-- YOUR TASK --
Each entry should be returned exactly as written, with no pictures carried over.

· · · · ·

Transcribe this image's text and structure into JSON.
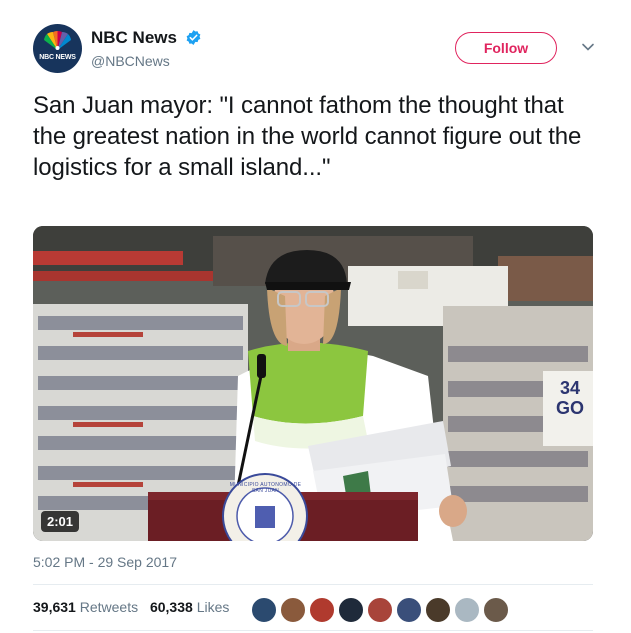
{
  "author": {
    "avatar_text": "NBC NEWS",
    "display_name": "NBC News",
    "handle": "@NBCNews",
    "verified": true
  },
  "actions": {
    "follow_label": "Follow"
  },
  "tweet": {
    "text": "San Juan mayor: \"I cannot fathom the thought that the greatest nation in the world cannot figure out the logistics for a small island...\"",
    "timestamp": "5:02 PM - 29 Sep 2017"
  },
  "media": {
    "type": "video",
    "duration": "2:01",
    "sign_text": "34",
    "sign_text2": "GO",
    "seal_text": "MUNICIPIO AUTONOMO DE SAN JUAN"
  },
  "stats": {
    "retweets_count": "39,631",
    "retweets_label": "Retweets",
    "likes_count": "60,338",
    "likes_label": "Likes"
  },
  "likers": [
    {
      "name": "liker-1",
      "color": "#2b4a6f"
    },
    {
      "name": "liker-2",
      "color": "#8a5a3c"
    },
    {
      "name": "liker-3",
      "color": "#b03a2e"
    },
    {
      "name": "liker-4",
      "color": "#1f2a3a"
    },
    {
      "name": "liker-5",
      "color": "#a8443a"
    },
    {
      "name": "liker-6",
      "color": "#3a4f7a"
    },
    {
      "name": "liker-7",
      "color": "#4a3a2a"
    },
    {
      "name": "liker-8",
      "color": "#aab8c2"
    },
    {
      "name": "liker-9",
      "color": "#6b5a4a"
    }
  ],
  "colors": {
    "accent": "#e0245e",
    "verified": "#1da1f2",
    "secondary_text": "#657786"
  }
}
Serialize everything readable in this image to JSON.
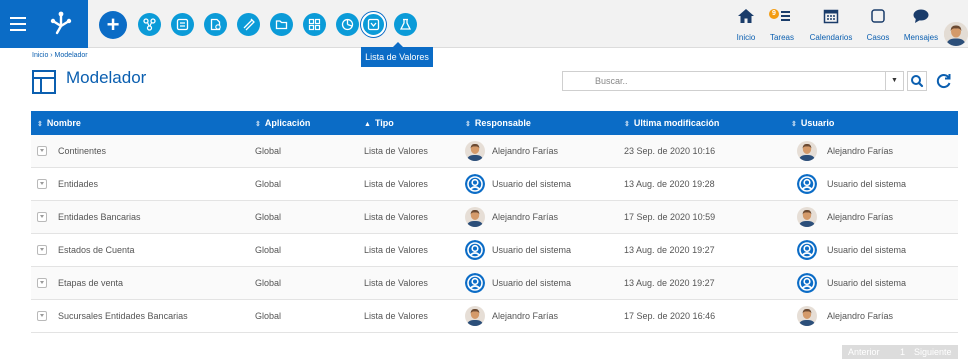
{
  "topbar": {
    "nav": [
      {
        "id": "inicio",
        "label": "Inicio",
        "icon": "home-icon"
      },
      {
        "id": "tareas",
        "label": "Tareas",
        "icon": "tasks-icon",
        "badge": "9"
      },
      {
        "id": "calendarios",
        "label": "Calendarios",
        "icon": "calendar-icon"
      },
      {
        "id": "casos",
        "label": "Casos",
        "icon": "cases-icon"
      },
      {
        "id": "mensajes",
        "label": "Mensajes",
        "icon": "messages-icon"
      }
    ],
    "tooltip": "Lista de Valores",
    "accent": "#0b6cc6",
    "tool_color": "#0b9bd8"
  },
  "header": {
    "breadcrumb": "Inicio › Modelador",
    "title": "Modelador",
    "search_placeholder": "Buscar.."
  },
  "table": {
    "columns": [
      "Nombre",
      "Aplicación",
      "Tipo",
      "Responsable",
      "Ultima modificación",
      "Usuario"
    ],
    "rows": [
      {
        "nombre": "Continentes",
        "aplicacion": "Global",
        "tipo": "Lista de Valores",
        "responsable": "Alejandro Farías",
        "resp_avatar": "person",
        "modificacion": "23 Sep. de 2020 10:16",
        "usuario": "Alejandro Farías",
        "user_avatar": "person"
      },
      {
        "nombre": "Entidades",
        "aplicacion": "Global",
        "tipo": "Lista de Valores",
        "responsable": "Usuario del sistema",
        "resp_avatar": "system",
        "modificacion": "13 Aug. de 2020 19:28",
        "usuario": "Usuario del sistema",
        "user_avatar": "system"
      },
      {
        "nombre": "Entidades Bancarias",
        "aplicacion": "Global",
        "tipo": "Lista de Valores",
        "responsable": "Alejandro Farías",
        "resp_avatar": "person",
        "modificacion": "17 Sep. de 2020 10:59",
        "usuario": "Alejandro Farías",
        "user_avatar": "person"
      },
      {
        "nombre": "Estados de Cuenta",
        "aplicacion": "Global",
        "tipo": "Lista de Valores",
        "responsable": "Usuario del sistema",
        "resp_avatar": "system",
        "modificacion": "13 Aug. de 2020 19:27",
        "usuario": "Usuario del sistema",
        "user_avatar": "system"
      },
      {
        "nombre": "Etapas de venta",
        "aplicacion": "Global",
        "tipo": "Lista de Valores",
        "responsable": "Usuario del sistema",
        "resp_avatar": "system",
        "modificacion": "13 Aug. de 2020 19:27",
        "usuario": "Usuario del sistema",
        "user_avatar": "system"
      },
      {
        "nombre": "Sucursales Entidades Bancarias",
        "aplicacion": "Global",
        "tipo": "Lista de Valores",
        "responsable": "Alejandro Farías",
        "resp_avatar": "person",
        "modificacion": "17 Sep. de 2020 16:46",
        "usuario": "Alejandro Farías",
        "user_avatar": "person"
      }
    ]
  },
  "pager": {
    "prev": "Anterior",
    "page": "1",
    "next": "Siguiente"
  }
}
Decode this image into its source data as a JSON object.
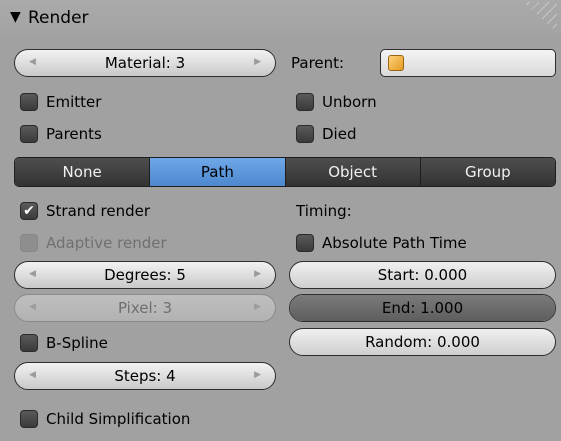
{
  "panel": {
    "title": "Render"
  },
  "material": {
    "label": "Material: 3"
  },
  "parent": {
    "label": "Parent:"
  },
  "left_checks": [
    {
      "label": "Emitter",
      "checked": false
    },
    {
      "label": "Parents",
      "checked": false
    }
  ],
  "right_checks": [
    {
      "label": "Unborn",
      "checked": false
    },
    {
      "label": "Died",
      "checked": false
    }
  ],
  "render_as": {
    "options": [
      "None",
      "Path",
      "Object",
      "Group"
    ],
    "selected": "Path"
  },
  "strand_render": {
    "label": "Strand render",
    "checked": true
  },
  "adaptive_render": {
    "label": "Adaptive render",
    "checked": false
  },
  "degrees": {
    "label": "Degrees: 5"
  },
  "pixel": {
    "label": "Pixel: 3"
  },
  "bspline": {
    "label": "B-Spline",
    "checked": false
  },
  "steps": {
    "label": "Steps: 4"
  },
  "child_simplification": {
    "label": "Child Simplification",
    "checked": false
  },
  "timing": {
    "label": "Timing:",
    "absolute": {
      "label": "Absolute Path Time",
      "checked": false
    },
    "start": {
      "label": "Start: 0.000",
      "fill": 0.0
    },
    "end": {
      "label": "End: 1.000",
      "fill": 1.0
    },
    "random": {
      "label": "Random: 0.000",
      "fill": 0.0
    }
  },
  "colors": {
    "panel_bg": "#a1a1a1",
    "active_segment": "#5a96dc",
    "segment_bg": "#3d3d3d"
  },
  "icons": {
    "collapse": "triangle-down-icon",
    "object": "cube-icon"
  }
}
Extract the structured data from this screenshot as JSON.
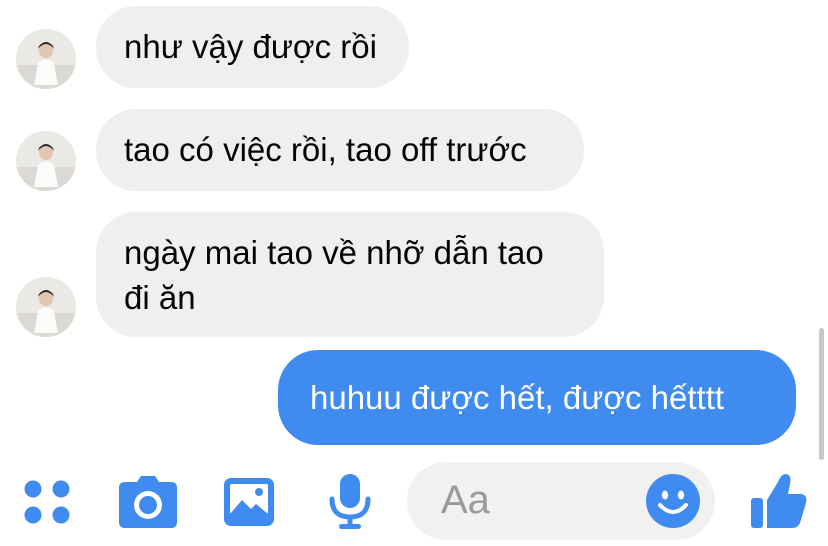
{
  "messages": [
    {
      "direction": "incoming",
      "text": "như vậy được rồi"
    },
    {
      "direction": "incoming",
      "text": "tao có việc rồi, tao off trước"
    },
    {
      "direction": "incoming",
      "text": "ngày mai tao về nhỡ dẫn tao\nđi ăn"
    },
    {
      "direction": "outgoing",
      "text": "huhuu được hết, được hếtttt"
    }
  ],
  "composer": {
    "placeholder": "Aa"
  },
  "toolbar_icons": [
    "apps-icon",
    "camera-icon",
    "gallery-icon",
    "microphone-icon",
    "emoji-icon",
    "thumbs-up-icon"
  ],
  "colors": {
    "accent": "#3f8bef",
    "incoming_bubble": "#efefef",
    "composer_bg": "#f1f1f1"
  }
}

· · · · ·

-- SOLUTION --
Transcribe this image's text and structure into JSON.
{
  "author": {
    "avatar_text": "NBC NEWS",
    "display_name": "NBC News",
    "handle": "@NBCNews",
    "verified": true
  },
  "actions": {
    "follow_label": "Follow"
  },
  "tweet": {
    "text": "San Juan mayor: \"I cannot fathom the thought that the greatest nation in the world cannot figure out the logistics for a small island...\"",
    "timestamp": "5:02 PM - 29 Sep 2017"
  },
  "media": {
    "type": "video",
    "duration": "2:01",
    "sign_text": "34",
    "sign_text2": "GO",
    "seal_text": "MUNICIPIO AUTONOMO DE SAN JUAN"
  },
  "stats": {
    "retweets_count": "39,631",
    "retweets_label": "Retweets",
    "likes_count": "60,338",
    "likes_label": "Likes"
  },
  "likers": [
    {
      "name": "liker-1",
      "color": "#2b4a6f"
    },
    {
      "name": "liker-2",
      "color": "#8a5a3c"
    },
    {
      "name": "liker-3",
      "color": "#b03a2e"
    },
    {
      "name": "liker-4",
      "color": "#1f2a3a"
    },
    {
      "name": "liker-5",
      "color": "#a8443a"
    },
    {
      "name": "liker-6",
      "color": "#3a4f7a"
    },
    {
      "name": "liker-7",
      "color": "#4a3a2a"
    },
    {
      "name": "liker-8",
      "color": "#aab8c2"
    },
    {
      "name": "liker-9",
      "color": "#6b5a4a"
    }
  ],
  "colors": {
    "accent": "#e0245e",
    "verified": "#1da1f2",
    "secondary_text": "#657786"
  }
}
Serialize everything readable in this image to JSON.
{
  "topbar": {
    "nav": [
      {
        "id": "inicio",
        "label": "Inicio",
        "icon": "home-icon"
      },
      {
        "id": "tareas",
        "label": "Tareas",
        "icon": "tasks-icon",
        "badge": "9"
      },
      {
        "id": "calendarios",
        "label": "Calendarios",
        "icon": "calendar-icon"
      },
      {
        "id": "casos",
        "label": "Casos",
        "icon": "cases-icon"
      },
      {
        "id": "mensajes",
        "label": "Mensajes",
        "icon": "messages-icon"
      }
    ],
    "tooltip": "Lista de Valores",
    "accent": "#0b6cc6",
    "tool_color": "#0b9bd8"
  },
  "header": {
    "breadcrumb": "Inicio › Modelador",
    "title": "Modelador",
    "search_placeholder": "Buscar.."
  },
  "table": {
    "columns": [
      "Nombre",
      "Aplicación",
      "Tipo",
      "Responsable",
      "Ultima modificación",
      "Usuario"
    ],
    "rows": [
      {
        "nombre": "Continentes",
        "aplicacion": "Global",
        "tipo": "Lista de Valores",
        "responsable": "Alejandro Farías",
        "resp_avatar": "person",
        "modificacion": "23 Sep. de 2020 10:16",
        "usuario": "Alejandro Farías",
        "user_avatar": "person"
      },
      {
        "nombre": "Entidades",
        "aplicacion": "Global",
        "tipo": "Lista de Valores",
        "responsable": "Usuario del sistema",
        "resp_avatar": "system",
        "modificacion": "13 Aug. de 2020 19:28",
        "usuario": "Usuario del sistema",
        "user_avatar": "system"
      },
      {
        "nombre": "Entidades Bancarias",
        "aplicacion": "Global",
        "tipo": "Lista de Valores",
        "responsable": "Alejandro Farías",
        "resp_avatar": "person",
        "modificacion": "17 Sep. de 2020 10:59",
        "usuario": "Alejandro Farías",
        "user_avatar": "person"
      },
      {
        "nombre": "Estados de Cuenta",
        "aplicacion": "Global",
        "tipo": "Lista de Valores",
        "responsable": "Usuario del sistema",
        "resp_avatar": "system",
        "modificacion": "13 Aug. de 2020 19:27",
        "usuario": "Usuario del sistema",
        "user_avatar": "system"
      },
      {
        "nombre": "Etapas de venta",
        "aplicacion": "Global",
        "tipo": "Lista de Valores",
        "responsable": "Usuario del sistema",
        "resp_avatar": "system",
        "modificacion": "13 Aug. de 2020 19:27",
        "usuario": "Usuario del sistema",
        "user_avatar": "system"
      },
      {
        "nombre": "Sucursales Entidades Bancarias",
        "aplicacion": "Global",
        "tipo": "Lista de Valores",
        "responsable": "Alejandro Farías",
        "resp_avatar": "person",
        "modificacion": "17 Sep. de 2020 16:46",
        "usuario": "Alejandro Farías",
        "user_avatar": "person"
      }
    ]
  },
  "pager": {
    "prev": "Anterior",
    "page": "1",
    "next": "Siguiente"
  }
}
Decode this image into its source data as a JSON object.
{
  "panel": {
    "title": "Render"
  },
  "material": {
    "label": "Material: 3"
  },
  "parent": {
    "label": "Parent:"
  },
  "left_checks": [
    {
      "label": "Emitter",
      "checked": false
    },
    {
      "label": "Parents",
      "checked": false
    }
  ],
  "right_checks": [
    {
      "label": "Unborn",
      "checked": false
    },
    {
      "label": "Died",
      "checked": false
    }
  ],
  "render_as": {
    "options": [
      "None",
      "Path",
      "Object",
      "Group"
    ],
    "selected": "Path"
  },
  "strand_render": {
    "label": "Strand render",
    "checked": true
  },
  "adaptive_render": {
    "label": "Adaptive render",
    "checked": false
  },
  "degrees": {
    "label": "Degrees: 5"
  },
  "pixel": {
    "label": "Pixel: 3"
  },
  "bspline": {
    "label": "B-Spline",
    "checked": false
  },
  "steps": {
    "label": "Steps: 4"
  },
  "child_simplification": {
    "label": "Child Simplification",
    "checked": false
  },
  "timing": {
    "label": "Timing:",
    "absolute": {
      "label": "Absolute Path Time",
      "checked": false
    },
    "start": {
      "label": "Start: 0.000",
      "fill": 0.0
    },
    "end": {
      "label": "End: 1.000",
      "fill": 1.0
    },
    "random": {
      "label": "Random: 0.000",
      "fill": 0.0
    }
  },
  "colors": {
    "panel_bg": "#a1a1a1",
    "active_segment": "#5a96dc",
    "segment_bg": "#3d3d3d"
  },
  "icons": {
    "collapse": "triangle-down-icon",
    "object": "cube-icon"
  }
}
Extract the structured data from this screenshot as JSON.
{
  "messages": [
    {
      "direction": "incoming",
      "text": "như vậy được rồi"
    },
    {
      "direction": "incoming",
      "text": "tao có việc rồi, tao off trước"
    },
    {
      "direction": "incoming",
      "text": "ngày mai tao về nhỡ dẫn tao\nđi ăn"
    },
    {
      "direction": "outgoing",
      "text": "huhuu được hết, được hếtttt"
    }
  ],
  "composer": {
    "placeholder": "Aa"
  },
  "toolbar_icons": [
    "apps-icon",
    "camera-icon",
    "gallery-icon",
    "microphone-icon",
    "emoji-icon",
    "thumbs-up-icon"
  ],
  "colors": {
    "accent": "#3f8bef",
    "incoming_bubble": "#efefef",
    "composer_bg": "#f1f1f1"
  }
}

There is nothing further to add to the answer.